What is Gene Therapy?
Gene therapy is a technique used to correct defective genes– genes that are responsible for disease development. Specifically, according to the American Society of Gene and Cell Therapy-
“Gene therapy is defined as a set of strategies that modify the expression of an individual’s genes or that correct abnormal genes. Each strategy involves the administration of a specific DNA (or RNA).”
Gene therapy is the manipulation of the expression of specific genes in a person’s body, in hopes of treating a disease or disorder. Gene therapy is still considered experimental and only available via clinical trial. Although many successful trials have been documented (see ‘Interesting Links’ below), gene therapy has a checkered history. In some gene therapy trials, there were cases of leukemia as an unintended side-effect, and even cases of death (see link on Jesse Gelsinger below).
How Does Gene Therapy Work?
Although there are several strategies for gene therapy, the most commonly used method involves inserting a ‘therapeutic’ gene into the genome to replace the ‘abnormal’ or ‘disease-causing’ gene. The gene that is inserted is delivered into a target cell via a ‘vector’. Usually, this vector is a virus, although non-viral vectors are in development. Viruses are a good choice for introducing genes into a cell because they typically operate by transferring their own genetic material while replicating themselves. Once target cells are infected with the viral vector, the vector releases its therapeutic gene which then incorporates into the cell’s DNA. The goal is that the cell will start using the new gene to make functional, healthy proteins.

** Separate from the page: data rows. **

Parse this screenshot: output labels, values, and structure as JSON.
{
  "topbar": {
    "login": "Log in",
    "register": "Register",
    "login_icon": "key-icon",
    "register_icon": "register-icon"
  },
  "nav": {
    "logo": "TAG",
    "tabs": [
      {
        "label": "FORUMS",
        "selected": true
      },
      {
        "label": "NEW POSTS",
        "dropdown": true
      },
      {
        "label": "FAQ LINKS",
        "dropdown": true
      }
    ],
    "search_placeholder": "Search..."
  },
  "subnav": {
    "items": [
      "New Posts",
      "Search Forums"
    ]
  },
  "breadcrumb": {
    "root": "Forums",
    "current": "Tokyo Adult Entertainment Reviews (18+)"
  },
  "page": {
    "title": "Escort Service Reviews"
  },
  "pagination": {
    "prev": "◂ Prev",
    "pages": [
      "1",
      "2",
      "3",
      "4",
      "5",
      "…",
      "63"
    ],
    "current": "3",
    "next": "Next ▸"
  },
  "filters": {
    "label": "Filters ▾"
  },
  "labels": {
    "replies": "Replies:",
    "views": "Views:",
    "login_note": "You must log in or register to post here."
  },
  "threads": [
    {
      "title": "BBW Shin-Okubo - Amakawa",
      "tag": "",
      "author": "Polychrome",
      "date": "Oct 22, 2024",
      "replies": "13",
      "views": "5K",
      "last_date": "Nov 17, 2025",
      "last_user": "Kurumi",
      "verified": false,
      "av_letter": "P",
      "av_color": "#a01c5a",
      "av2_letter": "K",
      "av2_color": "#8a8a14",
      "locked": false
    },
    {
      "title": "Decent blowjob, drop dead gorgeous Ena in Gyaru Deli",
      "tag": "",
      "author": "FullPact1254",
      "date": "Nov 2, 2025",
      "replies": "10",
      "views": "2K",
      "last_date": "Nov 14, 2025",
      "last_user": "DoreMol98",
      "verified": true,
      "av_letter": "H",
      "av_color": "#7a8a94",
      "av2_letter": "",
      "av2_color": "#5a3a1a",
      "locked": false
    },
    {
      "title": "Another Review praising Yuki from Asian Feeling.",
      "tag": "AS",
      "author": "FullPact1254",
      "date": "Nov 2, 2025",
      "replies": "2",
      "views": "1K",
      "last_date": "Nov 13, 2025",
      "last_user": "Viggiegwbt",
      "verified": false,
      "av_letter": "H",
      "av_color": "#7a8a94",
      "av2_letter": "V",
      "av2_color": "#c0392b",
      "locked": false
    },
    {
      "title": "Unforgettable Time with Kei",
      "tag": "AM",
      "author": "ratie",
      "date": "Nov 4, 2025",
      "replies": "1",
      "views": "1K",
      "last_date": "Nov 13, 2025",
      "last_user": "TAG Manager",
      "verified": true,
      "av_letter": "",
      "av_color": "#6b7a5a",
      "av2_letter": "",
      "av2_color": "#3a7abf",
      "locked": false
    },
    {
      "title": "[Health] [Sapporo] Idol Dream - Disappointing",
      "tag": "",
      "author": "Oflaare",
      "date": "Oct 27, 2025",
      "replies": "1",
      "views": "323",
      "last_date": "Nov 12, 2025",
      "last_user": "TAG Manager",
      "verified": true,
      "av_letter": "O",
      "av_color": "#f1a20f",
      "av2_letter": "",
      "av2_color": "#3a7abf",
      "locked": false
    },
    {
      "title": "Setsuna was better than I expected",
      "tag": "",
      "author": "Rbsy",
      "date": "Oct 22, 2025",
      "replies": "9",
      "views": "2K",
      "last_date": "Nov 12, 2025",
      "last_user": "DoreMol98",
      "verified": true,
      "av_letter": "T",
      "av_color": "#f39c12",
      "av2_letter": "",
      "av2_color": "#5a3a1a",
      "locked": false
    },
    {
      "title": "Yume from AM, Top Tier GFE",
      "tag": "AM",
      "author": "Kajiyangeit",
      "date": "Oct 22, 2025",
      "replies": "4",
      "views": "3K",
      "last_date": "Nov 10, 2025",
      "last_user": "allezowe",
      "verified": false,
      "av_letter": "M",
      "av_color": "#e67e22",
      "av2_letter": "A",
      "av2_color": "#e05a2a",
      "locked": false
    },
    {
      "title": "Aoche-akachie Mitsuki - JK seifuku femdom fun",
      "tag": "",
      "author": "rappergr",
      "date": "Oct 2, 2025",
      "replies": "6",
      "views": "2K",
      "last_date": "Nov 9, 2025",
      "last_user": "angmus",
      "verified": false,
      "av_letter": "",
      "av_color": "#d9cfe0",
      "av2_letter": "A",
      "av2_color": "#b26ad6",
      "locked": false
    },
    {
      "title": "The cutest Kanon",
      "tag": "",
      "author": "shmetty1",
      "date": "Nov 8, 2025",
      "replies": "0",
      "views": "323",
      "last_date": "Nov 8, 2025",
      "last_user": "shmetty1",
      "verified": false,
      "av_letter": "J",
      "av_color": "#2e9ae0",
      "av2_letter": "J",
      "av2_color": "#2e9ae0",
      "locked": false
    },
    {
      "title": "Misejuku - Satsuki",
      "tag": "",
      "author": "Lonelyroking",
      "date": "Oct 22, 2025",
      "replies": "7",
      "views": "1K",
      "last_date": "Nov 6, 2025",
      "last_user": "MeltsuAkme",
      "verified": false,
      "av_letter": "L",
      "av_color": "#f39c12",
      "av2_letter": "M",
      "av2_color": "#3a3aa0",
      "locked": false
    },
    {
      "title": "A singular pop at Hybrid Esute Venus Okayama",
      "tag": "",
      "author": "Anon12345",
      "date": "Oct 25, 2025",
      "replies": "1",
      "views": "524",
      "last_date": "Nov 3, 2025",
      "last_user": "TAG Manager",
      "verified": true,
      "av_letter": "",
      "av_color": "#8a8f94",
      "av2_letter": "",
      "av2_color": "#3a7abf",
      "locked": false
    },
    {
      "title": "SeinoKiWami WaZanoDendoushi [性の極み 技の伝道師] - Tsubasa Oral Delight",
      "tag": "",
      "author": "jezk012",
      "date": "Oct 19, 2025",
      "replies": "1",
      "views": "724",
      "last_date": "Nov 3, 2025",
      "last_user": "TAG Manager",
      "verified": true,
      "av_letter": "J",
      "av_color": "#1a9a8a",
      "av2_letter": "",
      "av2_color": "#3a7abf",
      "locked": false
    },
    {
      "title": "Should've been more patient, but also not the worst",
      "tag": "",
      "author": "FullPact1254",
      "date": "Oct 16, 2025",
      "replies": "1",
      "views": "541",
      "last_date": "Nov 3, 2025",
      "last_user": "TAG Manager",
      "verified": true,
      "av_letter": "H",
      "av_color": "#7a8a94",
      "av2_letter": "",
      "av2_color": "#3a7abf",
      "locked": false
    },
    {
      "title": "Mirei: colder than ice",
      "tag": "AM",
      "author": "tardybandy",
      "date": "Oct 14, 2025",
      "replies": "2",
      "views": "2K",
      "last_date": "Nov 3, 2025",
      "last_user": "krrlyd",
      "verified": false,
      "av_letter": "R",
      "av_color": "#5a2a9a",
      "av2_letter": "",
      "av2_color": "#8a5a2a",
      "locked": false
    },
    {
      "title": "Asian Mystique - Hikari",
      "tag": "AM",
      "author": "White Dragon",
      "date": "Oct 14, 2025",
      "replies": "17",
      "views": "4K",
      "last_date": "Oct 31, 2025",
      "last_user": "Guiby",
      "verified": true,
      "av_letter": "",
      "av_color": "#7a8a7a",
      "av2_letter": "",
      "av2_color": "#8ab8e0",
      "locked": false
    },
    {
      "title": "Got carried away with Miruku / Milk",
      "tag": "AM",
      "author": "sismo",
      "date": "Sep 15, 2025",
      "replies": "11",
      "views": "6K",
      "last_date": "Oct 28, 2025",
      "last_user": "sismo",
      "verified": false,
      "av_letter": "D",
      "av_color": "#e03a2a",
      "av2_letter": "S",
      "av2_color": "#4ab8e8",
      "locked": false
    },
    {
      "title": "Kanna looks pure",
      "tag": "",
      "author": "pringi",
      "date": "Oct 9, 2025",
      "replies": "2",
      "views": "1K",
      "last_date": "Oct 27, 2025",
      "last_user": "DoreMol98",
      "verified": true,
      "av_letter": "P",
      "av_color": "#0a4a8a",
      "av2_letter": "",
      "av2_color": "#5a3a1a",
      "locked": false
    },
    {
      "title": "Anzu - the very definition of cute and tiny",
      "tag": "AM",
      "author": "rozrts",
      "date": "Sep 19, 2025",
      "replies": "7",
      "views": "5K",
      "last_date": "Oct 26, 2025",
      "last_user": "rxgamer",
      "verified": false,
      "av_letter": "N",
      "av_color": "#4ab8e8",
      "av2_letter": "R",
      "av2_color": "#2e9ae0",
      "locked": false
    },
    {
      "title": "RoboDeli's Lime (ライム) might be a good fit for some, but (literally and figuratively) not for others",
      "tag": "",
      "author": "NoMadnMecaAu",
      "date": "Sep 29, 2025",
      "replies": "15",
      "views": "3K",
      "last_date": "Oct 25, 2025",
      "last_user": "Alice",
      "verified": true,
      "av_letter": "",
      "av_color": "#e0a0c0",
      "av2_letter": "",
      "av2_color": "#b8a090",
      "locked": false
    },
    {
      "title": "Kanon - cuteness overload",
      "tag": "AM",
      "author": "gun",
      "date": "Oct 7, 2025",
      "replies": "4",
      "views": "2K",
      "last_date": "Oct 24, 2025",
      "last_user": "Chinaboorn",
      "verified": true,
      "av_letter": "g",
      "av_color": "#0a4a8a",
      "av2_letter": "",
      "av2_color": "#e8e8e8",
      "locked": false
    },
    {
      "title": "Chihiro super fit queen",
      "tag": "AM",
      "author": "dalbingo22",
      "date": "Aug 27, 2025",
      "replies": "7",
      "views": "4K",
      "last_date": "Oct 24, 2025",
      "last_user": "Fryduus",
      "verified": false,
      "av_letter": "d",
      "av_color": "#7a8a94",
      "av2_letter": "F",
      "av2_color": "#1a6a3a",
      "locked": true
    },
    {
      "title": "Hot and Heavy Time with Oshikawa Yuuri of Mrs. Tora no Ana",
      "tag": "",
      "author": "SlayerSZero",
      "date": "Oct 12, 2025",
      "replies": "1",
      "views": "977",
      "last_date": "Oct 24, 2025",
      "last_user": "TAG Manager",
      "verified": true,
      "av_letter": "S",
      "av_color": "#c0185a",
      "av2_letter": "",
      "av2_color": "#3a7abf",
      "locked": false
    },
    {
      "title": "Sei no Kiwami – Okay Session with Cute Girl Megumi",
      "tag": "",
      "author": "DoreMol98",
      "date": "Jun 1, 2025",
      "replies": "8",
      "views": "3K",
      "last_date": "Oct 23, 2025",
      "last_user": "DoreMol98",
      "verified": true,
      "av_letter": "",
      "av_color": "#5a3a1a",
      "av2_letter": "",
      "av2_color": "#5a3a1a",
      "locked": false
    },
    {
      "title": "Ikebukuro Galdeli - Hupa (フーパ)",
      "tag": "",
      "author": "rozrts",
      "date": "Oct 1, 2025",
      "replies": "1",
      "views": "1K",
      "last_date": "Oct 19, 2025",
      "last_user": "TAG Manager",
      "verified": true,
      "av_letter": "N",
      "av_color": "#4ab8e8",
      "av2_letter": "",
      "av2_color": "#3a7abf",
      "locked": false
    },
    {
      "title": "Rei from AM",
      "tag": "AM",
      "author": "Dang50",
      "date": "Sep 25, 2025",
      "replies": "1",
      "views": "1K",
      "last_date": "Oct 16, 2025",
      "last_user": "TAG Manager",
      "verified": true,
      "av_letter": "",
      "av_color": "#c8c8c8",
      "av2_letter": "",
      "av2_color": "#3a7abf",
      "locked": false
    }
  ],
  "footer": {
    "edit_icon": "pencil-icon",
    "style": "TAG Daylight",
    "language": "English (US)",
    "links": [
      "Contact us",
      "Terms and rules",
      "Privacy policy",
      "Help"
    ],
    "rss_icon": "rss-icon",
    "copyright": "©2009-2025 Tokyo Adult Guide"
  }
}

There are three main strategies for using gene therapy to restore the target cells or target tissues to a normal, healthy state.
1. Insert the functional version of a gene in hopes of replacing the abnormal form. This is used to treat single-gene disorders like hemophilia A and B and cystic fibrosis.
2. Insert a gene that encodes for a ‘therapeutic protein’ that treats a disease. This is used to treat acquired diseases like infection or ischemic heart disease.
3. Use gene transfer to down-regulate gene expression in hopes of decreasing the activity of a harmful gene.
Current Areas of Research
Although gene therapy is still experimental, many diseases have been targets for gene therapy in clinical trials. Some of these trials have produced promising results. Diseases that may be treated successfully in the future with gene therapy include (but are not limited to):
* Cardiovascular diseases
* Cystic Fibrosis
* Diseases of the bones and joints
* Eye disease and Blindness
* Gauscher’s Disease
* Huntington’s Disease
* Lysosomal storage diseases
* Muscular Dystrophy
* Sickle cell disorder
The main challenges facing gene therapy are the identification of disease causing genes, the targeted delivery of the therapeutic gene specifically to the affected tissues, and the prevention of side effects (such as an immune response) in the patient.
Gene Therapy for Enhancement Purposes
If gene therapy becomes routine medical practice, then it is reasonable to believe that some will seek it out for enhancement purposes. For example, a gene therapy designed to help patients with Alzheimer’s disease may be appealing to a normal individual hoping to boost memory. One potential area of enhancement that has been discussed is “gene doping” in sports. Gene doping is defined by the World Anti-Doping Agency (WADA) as “the non-therapeutic use of genes, genetic elements and/or cells that have the capacity to enhance athletic performance.” The purpose of gene doping is to enhance a given gene rather than correct a faulty one. Potential targets of gene doping include:
* Erythropoietin (EPO) for increased production of red blood cells
* Insulin-like Growth Factor-1 gene for increased muscle mass
* Myostatin for increased muscle mass
* Vascular Endothelial Growth Factor (VEGF) for an increase in blood flow
This form of doping would be hard to detect because the ‘doping substances’ are produced directly in an individual’s own cells after these genes with performance-enhancing effects have been expressed. Whether or not to use gene therapy in the future for enhancement purposes, and how to regulate it, will require a complex discussion of ethics in which there will likely be many differing opinions.
* The American Society of Gene and Cell Therapy
* National Geographic article on gene doping
* Science Daily article on recent gene therapy news
* New York Times article on the death of Jesse Gelsinger
* Scientific American article on treating blindness with gene therapy
CLICK HERE to read our case study involving ethical issues associated with gene therapy
“Gene Therapy and Cell Therapy Defined.” American Society of Gene and Cell Therapy, n.d. Web. 04 Nov. 2012. <http://www.asgct.org/general-public/educational-resources/gene-therapy–and-cell-therapy-defined>.
“Gene Therapy.”. Human Genome Project Information, n.d. We. 04 Nov. 2012. <http://www.ornl.gov/sci/techresources/Human_Genome/medicine/genetherapy.shtml>
Pawliuk R et al. Correction of sickle cell disease in transgenic mouse models by gene therapy. Science. 2001; 294:2368-2371.
Unal M, Unal DO. Gene doping in sports. Sports Medicine. 2004; 34:357-362.
Wells DJ. Gene doping: the hype and the reality. British Journal of Pharmacology. 2008 January; 154: 623-631.